Segment Open

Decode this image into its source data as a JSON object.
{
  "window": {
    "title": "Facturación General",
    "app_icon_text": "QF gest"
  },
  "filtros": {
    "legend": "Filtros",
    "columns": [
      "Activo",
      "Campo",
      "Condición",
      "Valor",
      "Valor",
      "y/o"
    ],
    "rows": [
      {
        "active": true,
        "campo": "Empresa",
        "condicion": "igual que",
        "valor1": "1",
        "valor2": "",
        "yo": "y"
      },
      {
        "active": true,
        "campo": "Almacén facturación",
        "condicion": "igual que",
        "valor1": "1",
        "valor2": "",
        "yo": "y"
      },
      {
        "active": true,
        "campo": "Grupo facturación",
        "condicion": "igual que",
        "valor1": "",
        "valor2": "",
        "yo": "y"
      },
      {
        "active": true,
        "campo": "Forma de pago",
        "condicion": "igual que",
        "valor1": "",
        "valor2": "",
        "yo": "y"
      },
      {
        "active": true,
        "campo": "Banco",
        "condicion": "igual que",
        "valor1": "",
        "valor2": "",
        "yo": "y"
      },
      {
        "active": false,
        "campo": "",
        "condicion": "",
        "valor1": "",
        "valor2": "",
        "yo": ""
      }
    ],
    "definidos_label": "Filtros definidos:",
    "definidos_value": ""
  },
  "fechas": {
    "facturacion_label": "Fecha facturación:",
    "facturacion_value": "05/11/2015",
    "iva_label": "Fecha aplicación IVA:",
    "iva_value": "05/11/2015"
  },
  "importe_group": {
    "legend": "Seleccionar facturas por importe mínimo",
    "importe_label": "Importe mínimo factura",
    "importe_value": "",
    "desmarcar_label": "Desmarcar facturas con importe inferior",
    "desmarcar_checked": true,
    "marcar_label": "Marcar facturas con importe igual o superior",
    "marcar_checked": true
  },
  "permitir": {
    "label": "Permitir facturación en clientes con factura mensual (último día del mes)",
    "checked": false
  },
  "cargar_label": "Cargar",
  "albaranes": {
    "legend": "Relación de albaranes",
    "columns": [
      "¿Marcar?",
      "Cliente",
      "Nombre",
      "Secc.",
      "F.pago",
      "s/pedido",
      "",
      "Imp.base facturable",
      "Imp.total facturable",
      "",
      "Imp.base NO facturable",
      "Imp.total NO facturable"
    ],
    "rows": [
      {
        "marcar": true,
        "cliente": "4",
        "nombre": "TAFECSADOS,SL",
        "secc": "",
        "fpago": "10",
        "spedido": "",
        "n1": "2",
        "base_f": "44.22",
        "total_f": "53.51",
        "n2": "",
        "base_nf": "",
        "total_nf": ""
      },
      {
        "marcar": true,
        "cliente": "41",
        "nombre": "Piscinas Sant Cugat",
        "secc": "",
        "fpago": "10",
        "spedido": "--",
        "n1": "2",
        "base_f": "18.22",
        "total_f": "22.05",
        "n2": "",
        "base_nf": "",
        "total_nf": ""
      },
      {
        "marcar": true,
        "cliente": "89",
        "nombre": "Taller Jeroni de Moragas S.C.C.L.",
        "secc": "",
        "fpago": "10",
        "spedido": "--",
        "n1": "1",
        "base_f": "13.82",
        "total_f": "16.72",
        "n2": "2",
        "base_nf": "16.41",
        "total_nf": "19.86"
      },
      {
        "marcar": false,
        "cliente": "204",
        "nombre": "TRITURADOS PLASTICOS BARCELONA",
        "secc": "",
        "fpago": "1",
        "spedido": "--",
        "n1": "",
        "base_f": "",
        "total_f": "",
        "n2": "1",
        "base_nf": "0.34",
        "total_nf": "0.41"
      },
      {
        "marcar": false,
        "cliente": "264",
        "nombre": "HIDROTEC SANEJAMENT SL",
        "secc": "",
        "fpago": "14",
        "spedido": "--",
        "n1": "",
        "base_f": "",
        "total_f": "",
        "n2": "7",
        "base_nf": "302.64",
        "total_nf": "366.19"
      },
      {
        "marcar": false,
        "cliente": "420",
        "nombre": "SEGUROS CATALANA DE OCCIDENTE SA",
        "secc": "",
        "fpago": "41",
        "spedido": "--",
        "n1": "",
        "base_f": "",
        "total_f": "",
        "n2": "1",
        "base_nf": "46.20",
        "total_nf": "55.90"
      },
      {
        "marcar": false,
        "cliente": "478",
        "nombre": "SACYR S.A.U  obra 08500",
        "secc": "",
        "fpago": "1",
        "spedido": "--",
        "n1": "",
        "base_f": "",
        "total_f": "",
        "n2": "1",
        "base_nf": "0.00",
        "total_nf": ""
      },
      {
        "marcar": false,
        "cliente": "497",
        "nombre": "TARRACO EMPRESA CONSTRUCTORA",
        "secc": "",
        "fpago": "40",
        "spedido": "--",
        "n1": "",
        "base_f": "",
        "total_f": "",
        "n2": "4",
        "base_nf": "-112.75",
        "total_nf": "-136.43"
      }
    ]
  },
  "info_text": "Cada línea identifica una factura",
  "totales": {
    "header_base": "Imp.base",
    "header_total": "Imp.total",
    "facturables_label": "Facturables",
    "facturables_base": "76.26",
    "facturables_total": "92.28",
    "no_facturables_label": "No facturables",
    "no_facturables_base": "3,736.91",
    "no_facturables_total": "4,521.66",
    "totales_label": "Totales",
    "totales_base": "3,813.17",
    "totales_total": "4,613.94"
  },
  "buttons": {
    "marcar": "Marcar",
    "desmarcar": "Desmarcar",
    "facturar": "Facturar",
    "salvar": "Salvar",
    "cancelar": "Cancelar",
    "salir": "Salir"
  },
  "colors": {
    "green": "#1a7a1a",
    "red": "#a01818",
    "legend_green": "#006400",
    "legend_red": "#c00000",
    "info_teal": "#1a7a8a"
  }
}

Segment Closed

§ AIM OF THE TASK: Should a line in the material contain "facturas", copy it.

§ SOLUTION TO THE PROBLEM:
    "legend": "Seleccionar facturas por importe mínimo",
    "desmarcar_label": "Desmarcar facturas con importe inferior",
    "marcar_label": "Marcar facturas con importe igual o superior",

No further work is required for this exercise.